CABI scientists have led new research which highlights the safety of a classical biological control agent against the devastating invasive fruit fly Drosophila suzukii which attacks over 150 wild and cultivated fruits, including cherries, blueberries and strawberries, as well as the fruits of ornamental plants.
Drosophila suzukii, or commonly called Spotted Wing Drosophila, is a frugivorous insect native to Eastern Asia that was accidentally introduced to the Americas and Europe in the 2000s, where it rapidly spread. Unlike sympatric Drosophila species in invaded areas, D. suzukii females are able to lay eggs inside unwounded ripening fruits due to their specialized egg-laying organ that is equipped with saw teeth, providing it with a unique niche virtually free from competition.
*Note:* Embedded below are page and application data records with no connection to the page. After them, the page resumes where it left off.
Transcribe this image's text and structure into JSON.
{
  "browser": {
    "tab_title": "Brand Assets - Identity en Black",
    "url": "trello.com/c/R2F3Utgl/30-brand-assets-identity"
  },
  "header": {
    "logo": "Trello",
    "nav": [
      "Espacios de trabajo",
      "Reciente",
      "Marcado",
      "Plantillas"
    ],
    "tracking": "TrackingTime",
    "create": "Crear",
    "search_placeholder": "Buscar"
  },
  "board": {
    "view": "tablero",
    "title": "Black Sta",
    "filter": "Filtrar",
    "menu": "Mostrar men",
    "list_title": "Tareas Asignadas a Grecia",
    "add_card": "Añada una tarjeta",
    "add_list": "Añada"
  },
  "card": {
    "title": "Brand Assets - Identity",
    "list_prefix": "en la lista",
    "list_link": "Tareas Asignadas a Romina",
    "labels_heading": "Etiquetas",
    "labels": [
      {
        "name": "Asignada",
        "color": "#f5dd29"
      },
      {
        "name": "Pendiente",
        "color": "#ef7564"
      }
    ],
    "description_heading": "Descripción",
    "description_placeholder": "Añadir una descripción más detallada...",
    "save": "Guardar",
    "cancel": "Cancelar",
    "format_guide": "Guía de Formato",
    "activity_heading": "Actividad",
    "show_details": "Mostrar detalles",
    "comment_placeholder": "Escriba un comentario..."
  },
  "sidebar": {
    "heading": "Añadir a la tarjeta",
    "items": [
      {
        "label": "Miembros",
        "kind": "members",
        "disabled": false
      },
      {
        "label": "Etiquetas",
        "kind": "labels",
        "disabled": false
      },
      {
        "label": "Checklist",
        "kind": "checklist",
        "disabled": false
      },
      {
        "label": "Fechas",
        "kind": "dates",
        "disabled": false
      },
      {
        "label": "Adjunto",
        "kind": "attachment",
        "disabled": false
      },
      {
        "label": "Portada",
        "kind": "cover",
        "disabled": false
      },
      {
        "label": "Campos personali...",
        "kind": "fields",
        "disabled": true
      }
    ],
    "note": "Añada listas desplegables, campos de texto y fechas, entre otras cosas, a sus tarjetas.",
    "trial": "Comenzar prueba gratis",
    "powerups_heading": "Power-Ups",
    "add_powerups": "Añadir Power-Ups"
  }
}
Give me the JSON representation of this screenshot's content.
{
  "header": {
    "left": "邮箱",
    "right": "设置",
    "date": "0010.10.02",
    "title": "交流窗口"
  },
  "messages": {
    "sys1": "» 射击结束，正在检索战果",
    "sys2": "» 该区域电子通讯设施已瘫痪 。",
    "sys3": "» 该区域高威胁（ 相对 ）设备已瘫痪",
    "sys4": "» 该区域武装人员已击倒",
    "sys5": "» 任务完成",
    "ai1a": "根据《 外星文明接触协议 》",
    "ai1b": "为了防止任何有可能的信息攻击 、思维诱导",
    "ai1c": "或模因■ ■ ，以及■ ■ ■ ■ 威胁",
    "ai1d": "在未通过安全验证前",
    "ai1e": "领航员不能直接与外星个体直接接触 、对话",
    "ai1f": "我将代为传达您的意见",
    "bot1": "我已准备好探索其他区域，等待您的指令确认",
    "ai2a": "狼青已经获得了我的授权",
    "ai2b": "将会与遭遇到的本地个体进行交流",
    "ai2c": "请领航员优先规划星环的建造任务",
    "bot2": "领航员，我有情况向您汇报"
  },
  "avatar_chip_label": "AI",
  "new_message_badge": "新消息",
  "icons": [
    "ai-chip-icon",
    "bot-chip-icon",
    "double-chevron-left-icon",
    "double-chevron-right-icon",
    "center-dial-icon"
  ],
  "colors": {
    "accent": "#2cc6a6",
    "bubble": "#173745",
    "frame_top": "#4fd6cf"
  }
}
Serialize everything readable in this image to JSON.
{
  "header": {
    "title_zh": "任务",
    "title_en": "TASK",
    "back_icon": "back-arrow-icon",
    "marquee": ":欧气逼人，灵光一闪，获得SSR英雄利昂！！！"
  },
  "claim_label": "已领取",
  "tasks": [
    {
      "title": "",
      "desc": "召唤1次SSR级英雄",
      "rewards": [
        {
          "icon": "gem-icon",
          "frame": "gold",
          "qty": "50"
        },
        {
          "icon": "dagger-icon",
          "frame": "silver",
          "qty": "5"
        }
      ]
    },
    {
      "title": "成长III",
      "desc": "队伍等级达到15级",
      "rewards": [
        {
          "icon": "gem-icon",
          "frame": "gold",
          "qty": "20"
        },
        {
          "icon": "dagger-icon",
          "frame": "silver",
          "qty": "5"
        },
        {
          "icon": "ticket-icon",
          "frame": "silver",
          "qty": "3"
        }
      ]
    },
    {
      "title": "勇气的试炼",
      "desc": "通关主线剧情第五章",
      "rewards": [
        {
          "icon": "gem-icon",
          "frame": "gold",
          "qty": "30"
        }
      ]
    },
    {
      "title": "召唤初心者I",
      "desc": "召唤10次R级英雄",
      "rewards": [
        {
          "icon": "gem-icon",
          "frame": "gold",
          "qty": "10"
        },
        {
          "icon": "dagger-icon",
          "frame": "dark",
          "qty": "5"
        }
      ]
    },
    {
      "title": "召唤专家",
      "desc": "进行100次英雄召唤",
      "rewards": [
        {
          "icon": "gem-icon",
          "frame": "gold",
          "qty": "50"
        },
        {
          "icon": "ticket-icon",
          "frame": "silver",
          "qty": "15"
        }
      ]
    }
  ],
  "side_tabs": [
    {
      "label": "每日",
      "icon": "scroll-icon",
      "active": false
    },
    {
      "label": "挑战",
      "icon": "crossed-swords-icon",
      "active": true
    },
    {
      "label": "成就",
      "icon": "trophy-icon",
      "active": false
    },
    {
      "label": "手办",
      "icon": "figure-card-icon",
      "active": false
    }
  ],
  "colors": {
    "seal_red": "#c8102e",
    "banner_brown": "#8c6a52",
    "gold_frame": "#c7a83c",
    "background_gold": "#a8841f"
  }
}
The resulting high abundance of D. suzukii is leading to extensive damage, making it a major problem for fruit growers, especially in the soft fruit industry.
Field cage releases of the parasitoid G1 Ganaspis cf. brasiliensis carried out in two regions of Switzerland in August 2021 supports findings from previously conducted laboratory-based experiments and the low risk for non-target effects on native Drosophila spp.
The study, carried out with colleagues from the Repubblica e Cantone Ticino, Agroscope, and the Institute of Agricultural Sciences (IAS) of ETH Zurich, and – all in Switzerland, revealed that larvae of the target species D. suzukii feeding in fresh fruits was readily parasitized and of 957 emerging parasitoids, only one was from larvae of the non-target species D. melanogaster feeding on decomposing fruits.
Released parasitoids had the choice to parasitize either D. suzukii larvae in fresh fruits, blueberries or elderberries, or the non-target native species D. melanogaster in decomposing fruits, which is their natural habitat."
Dr Lukas Seehausen, Study Lead Researcher, CABI
"The results were unequivocal in that parasitism of D. suzukii larvae feeding in fresh fruits was on average 15%, whereas only one parasitoid emerged from D. melanogaster feeding on decomposing fruits, which is a mere 0.02% parasitism.
"The results achieved under semi-field conditions supports findings from previous laboratory experiments that the parasitoid G1 G. cf. brasiliensis is highly specific to D. suzukii larvae feeding in fresh fruits and parasitism of the closely related D. melanogaster naturally feeding on decomposing fruits is very rare.
"Because in its invaded range, D. suzukii is the only Drosophila species that can attack and develop in undamaged fresh fruits, we conclude that possible non-target impacts are a low and acceptable risk for the control of the destructive invasive spotted wing drosophila."
Seehausen, M. L., et al. (2022) Large-arena field cage releases of a candidate classical biological control agent for spotted wing drosophila suggest low risk to non-target species. Journal of Pest Science. doi.org/10.1007/s10340-022-01487-3.